▸ Task to carry out
Every line of the material below should be repeated exactly.

━━━━━ Given data

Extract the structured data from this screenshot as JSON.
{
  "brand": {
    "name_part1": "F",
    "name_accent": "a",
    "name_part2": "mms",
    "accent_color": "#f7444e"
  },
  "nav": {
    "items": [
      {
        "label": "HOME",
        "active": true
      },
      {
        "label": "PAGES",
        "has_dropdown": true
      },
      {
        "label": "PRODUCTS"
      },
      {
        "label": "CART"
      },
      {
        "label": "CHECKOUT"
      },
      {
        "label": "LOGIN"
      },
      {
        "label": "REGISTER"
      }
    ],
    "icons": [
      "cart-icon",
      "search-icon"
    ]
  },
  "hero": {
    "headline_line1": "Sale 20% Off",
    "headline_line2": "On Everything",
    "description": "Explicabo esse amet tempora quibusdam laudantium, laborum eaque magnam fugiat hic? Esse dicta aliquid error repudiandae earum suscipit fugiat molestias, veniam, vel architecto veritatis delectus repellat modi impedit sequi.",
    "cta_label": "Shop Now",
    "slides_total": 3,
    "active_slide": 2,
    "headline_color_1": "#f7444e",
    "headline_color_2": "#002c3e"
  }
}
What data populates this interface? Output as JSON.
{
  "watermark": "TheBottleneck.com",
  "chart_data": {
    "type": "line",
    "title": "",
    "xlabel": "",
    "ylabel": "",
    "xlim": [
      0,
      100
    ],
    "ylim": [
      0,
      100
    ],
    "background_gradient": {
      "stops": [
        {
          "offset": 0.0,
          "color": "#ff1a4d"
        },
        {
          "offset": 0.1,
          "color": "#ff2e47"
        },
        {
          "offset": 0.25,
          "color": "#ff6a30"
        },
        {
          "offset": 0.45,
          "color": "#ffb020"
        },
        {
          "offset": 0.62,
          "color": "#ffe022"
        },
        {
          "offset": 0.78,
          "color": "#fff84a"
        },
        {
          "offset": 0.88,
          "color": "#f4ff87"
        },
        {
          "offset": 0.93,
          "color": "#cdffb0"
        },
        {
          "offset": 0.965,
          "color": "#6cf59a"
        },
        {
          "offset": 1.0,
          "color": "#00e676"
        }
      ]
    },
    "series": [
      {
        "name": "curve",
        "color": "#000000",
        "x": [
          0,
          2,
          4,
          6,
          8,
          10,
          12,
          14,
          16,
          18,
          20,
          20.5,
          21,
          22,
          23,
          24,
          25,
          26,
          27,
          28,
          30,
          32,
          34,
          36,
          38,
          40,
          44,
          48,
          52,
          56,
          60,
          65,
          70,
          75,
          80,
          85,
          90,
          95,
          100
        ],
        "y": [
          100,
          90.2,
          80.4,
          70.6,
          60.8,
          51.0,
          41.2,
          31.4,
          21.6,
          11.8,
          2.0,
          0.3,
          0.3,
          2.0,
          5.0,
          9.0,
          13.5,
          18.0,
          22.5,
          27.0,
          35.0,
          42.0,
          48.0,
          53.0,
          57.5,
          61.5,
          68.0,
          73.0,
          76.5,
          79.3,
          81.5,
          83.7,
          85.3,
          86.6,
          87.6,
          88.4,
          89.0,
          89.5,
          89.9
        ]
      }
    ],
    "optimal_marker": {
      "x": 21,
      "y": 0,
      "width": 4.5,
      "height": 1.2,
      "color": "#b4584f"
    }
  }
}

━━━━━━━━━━

▸ Task solution
Extract the structured data from this screenshot as JSON.
{
  "brand": {
    "name_part1": "F",
    "name_accent": "a",
    "name_part2": "mms",
    "accent_color": "#f7444e"
  },
  "nav": {
    "items": [
      {
        "label": "HOME",
        "active": true
      },
      {
        "label": "PAGES",
        "has_dropdown": true
      },
      {
        "label": "PRODUCTS"
      },
      {
        "label": "CART"
      },
      {
        "label": "CHECKOUT"
      },
      {
        "label": "LOGIN"
      },
      {
        "label": "REGISTER"
      }
    ],
    "icons": [
      "cart-icon",
      "search-icon"
    ]
  },
  "hero": {
    "headline_line1": "Sale 20% Off",
    "headline_line2": "On Everything",
    "description": "Explicabo esse amet tempora quibusdam laudantium, laborum eaque magnam fugiat hic? Esse dicta aliquid error repudiandae earum suscipit fugiat molestias, veniam, vel architecto veritatis delectus repellat modi impedit sequi.",
    "cta_label": "Shop Now",
    "slides_total": 3,
    "active_slide": 2,
    "headline_color_1": "#f7444e",
    "headline_color_2": "#002c3e"
  }
}
What data populates this interface? Output as JSON.
{
  "watermark": "TheBottleneck.com",
  "chart_data": {
    "type": "line",
    "title": "",
    "xlabel": "",
    "ylabel": "",
    "xlim": [
      0,
      100
    ],
    "ylim": [
      0,
      100
    ],
    "background_gradient": {
      "stops": [
        {
          "offset": 0.0,
          "color": "#ff1a4d"
        },
        {
          "offset": 0.1,
          "color": "#ff2e47"
        },
        {
          "offset": 0.25,
          "color": "#ff6a30"
        },
        {
          "offset": 0.45,
          "color": "#ffb020"
        },
        {
          "offset": 0.62,
          "color": "#ffe022"
        },
        {
          "offset": 0.78,
          "color": "#fff84a"
        },
        {
          "offset": 0.88,
          "color": "#f4ff87"
        },
        {
          "offset": 0.93,
          "color": "#cdffb0"
        },
        {
          "offset": 0.965,
          "color": "#6cf59a"
        },
        {
          "offset": 1.0,
          "color": "#00e676"
        }
      ]
    },
    "series": [
      {
        "name": "curve",
        "color": "#000000",
        "x": [
          0,
          2,
          4,
          6,
          8,
          10,
          12,
          14,
          16,
          18,
          20,
          20.5,
          21,
          22,
          23,
          24,
          25,
          26,
          27,
          28,
          30,
          32,
          34,
          36,
          38,
          40,
          44,
          48,
          52,
          56,
          60,
          65,
          70,
          75,
          80,
          85,
          90,
          95,
          100
        ],
        "y": [
          100,
          90.2,
          80.4,
          70.6,
          60.8,
          51.0,
          41.2,
          31.4,
          21.6,
          11.8,
          2.0,
          0.3,
          0.3,
          2.0,
          5.0,
          9.0,
          13.5,
          18.0,
          22.5,
          27.0,
          35.0,
          42.0,
          48.0,
          53.0,
          57.5,
          61.5,
          68.0,
          73.0,
          76.5,
          79.3,
          81.5,
          83.7,
          85.3,
          86.6,
          87.6,
          88.4,
          89.0,
          89.5,
          89.9
        ]
      }
    ],
    "optimal_marker": {
      "x": 21,
      "y": 0,
      "width": 4.5,
      "height": 1.2,
      "color": "#b4584f"
    }
  }
}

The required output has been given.